Students from 64 schools in the Midlands region marked themselves as Science and Engineering stars of the future at the prestigious Engineering Education Scheme (EES) event at Cranmore Park on Thursday 30 April 2015. The event featured keynote speaker, Lord Digby Jones, Midlands business and politics figure.
The UK leading programme identifies young science and engineering talent among 16 -17 year olds. The Engineering Education Scheme (EES), allows young people to work for six months on a real commercial project with a local company. The scheme is celebrating its 30th Anniversary this year, a longevity which demonstrates its successful format.
The students also took part in a residential workshop at leading universities, where they had the opportunity to taste university life and build prototypes using the universities facilities.
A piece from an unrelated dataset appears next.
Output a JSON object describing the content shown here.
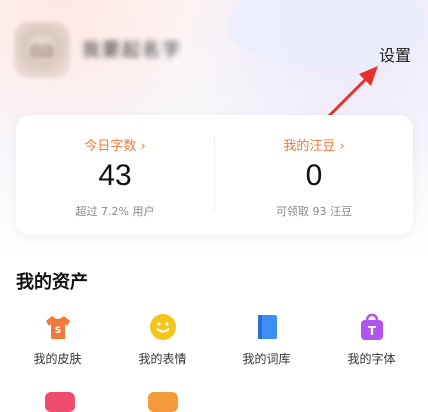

In the Midlands the partner universities were: University of Birmingham, Birmingham City University and Loughborough University.
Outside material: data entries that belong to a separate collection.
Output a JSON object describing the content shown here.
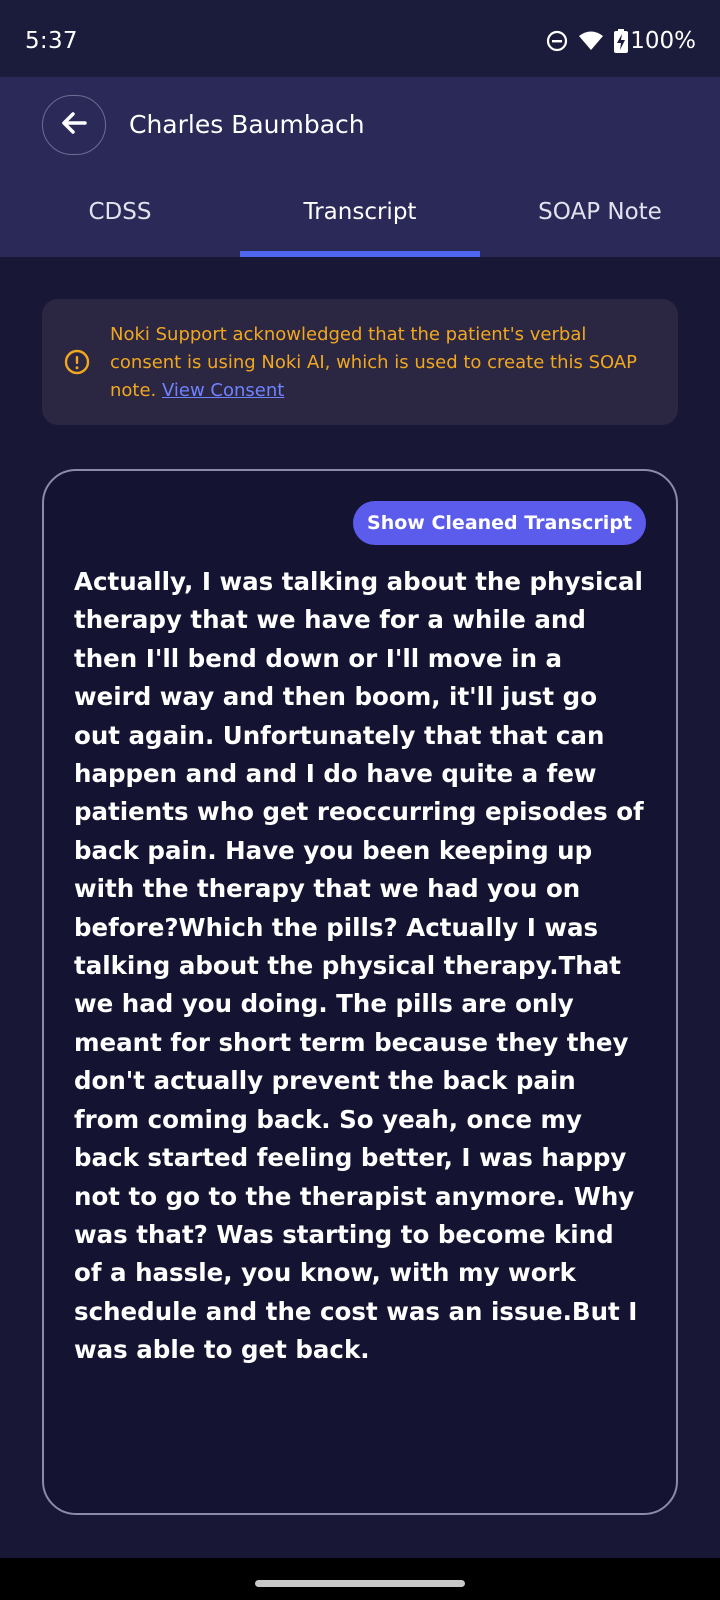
{
  "status_bar": {
    "time": "5:37",
    "battery": "100%",
    "icons": [
      "do-not-disturb-icon",
      "wifi-icon",
      "battery-charging-icon"
    ]
  },
  "header": {
    "title": "Charles Baumbach",
    "back_icon": "arrow-left-icon"
  },
  "tabs": [
    {
      "label": "CDSS",
      "active": false
    },
    {
      "label": "Transcript",
      "active": true
    },
    {
      "label": "SOAP Note",
      "active": false
    }
  ],
  "consent": {
    "icon": "info-circle-icon",
    "text": "Noki Support acknowledged that the patient's verbal consent is using Noki AI, which is used to create this SOAP note. ",
    "link_label": "View Consent"
  },
  "transcript": {
    "button_label": "Show Cleaned Transcript",
    "text": "Actually, I was talking about the physical therapy that we have for a while and then I'll bend down or I'll move in a weird way and then boom, it'll just go out again. Unfortunately that that can happen and and I do have quite a few patients who get reoccurring episodes of back pain. Have you been keeping up with the therapy that we had you on before?Which the pills? Actually I was talking about the physical therapy.That we had you doing. The pills are only meant for short term because they they don't actually prevent the back pain from coming back. So yeah, once my back started feeling better, I was happy not to go to the therapist anymore. Why was that? Was starting to become kind of a hassle, you know, with my work schedule and the cost was an issue.But I was able to get back."
  },
  "colors": {
    "background": "#181836",
    "header": "#2a2958",
    "tab_indicator": "#4f66f0",
    "consent_text": "#f1a81f",
    "consent_link": "#6f83ff",
    "primary_button": "#5b5cec"
  }
}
Dr Richard Hood and Carl Hingley (School of Mechanical Engineering) from the University of Birmingham mentored a team during the residential workshop from Kings Norton Boys School.
Additionally, Carl Hingley received a Long Service and Outstanding Contribution Award presented by Lord Digby Jones.
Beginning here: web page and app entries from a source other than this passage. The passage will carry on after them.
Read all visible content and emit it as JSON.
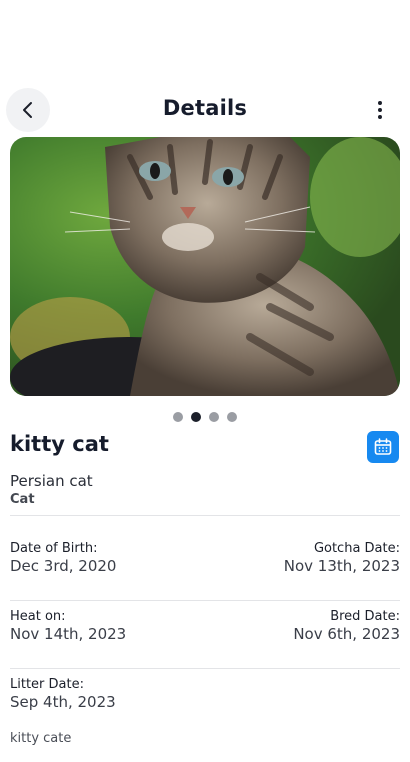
{
  "header": {
    "title": "Details",
    "back_icon": "chevron-left-icon",
    "menu_icon": "vertical-ellipsis-icon"
  },
  "gallery": {
    "image_subject": "tabby kitten photo",
    "count": 4,
    "active_index": 1
  },
  "pet": {
    "name": "kitty cat",
    "breed": "Persian cat",
    "species": "Cat",
    "calendar_icon": "calendar-icon"
  },
  "dates": {
    "birth_label": "Date of Birth:",
    "birth_value": "Dec 3rd, 2020",
    "gotcha_label": "Gotcha Date:",
    "gotcha_value": "Nov 13th, 2023",
    "heat_label": "Heat on:",
    "heat_value": "Nov 14th, 2023",
    "bred_label": "Bred Date:",
    "bred_value": "Nov 6th, 2023",
    "litter_label": "Litter Date:",
    "litter_value": "Sep 4th, 2023"
  },
  "notes": "kitty cate",
  "colors": {
    "accent": "#1789f0",
    "text": "#1b1f2a",
    "divider": "#e3e4e7"
  }
}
Geoff Jellis, Director for the Midlands said:
The fact that EES has been so successful over 30 years in developing talented scientists and engineers who go on to fulfilling careers in these sectors shows what a valuable start these young people are getting to their own careers. Over 30 years more than 30,000 young people have successfully graduated from EES and research suggests that over 90% of EES students go on the science, technology, engineering or maths degrees and 77% of them start careers in these sectors.
- EES is the longest running business/education programme in the UK Engineering sector and offers a ‘real life’ 6 month science, engineering or technology project, working with a local employer, to teams of young people aged 16-17. The project tackles a real issue for the employer, which provides mentor support to the project team, and enables the young people to develop their skills in project management, report writing, team work and many other employability skills.
- The project also helps raise awareness of related careers and helps to inform further education and career choices, as well as helping employers contribute to the national skills pool in science, technology, engineering and maths (STEM), and develop their own future talent pipeline. The project is run by the education charity EDT which arranges STEM experience activities for over 20,000 young people a year through a range of different programmes.
- The EDT is a nationwide education charity and the leading organisation working to inspire young people into careers in science, technology, engineering and mathematics (STEM) through business/education links. Having worked in this area for 25 years and having national reach, EDT is expert in encouraging young people to focus on the opportunities that STEM careers can offer. EDT Programmes include First Edition, Go4SET, Open Industry, Engineering Education Scheme, Headstart, The Year in Industry and Industrial Cadets.
- For more information, please visit www.etrust.org.uk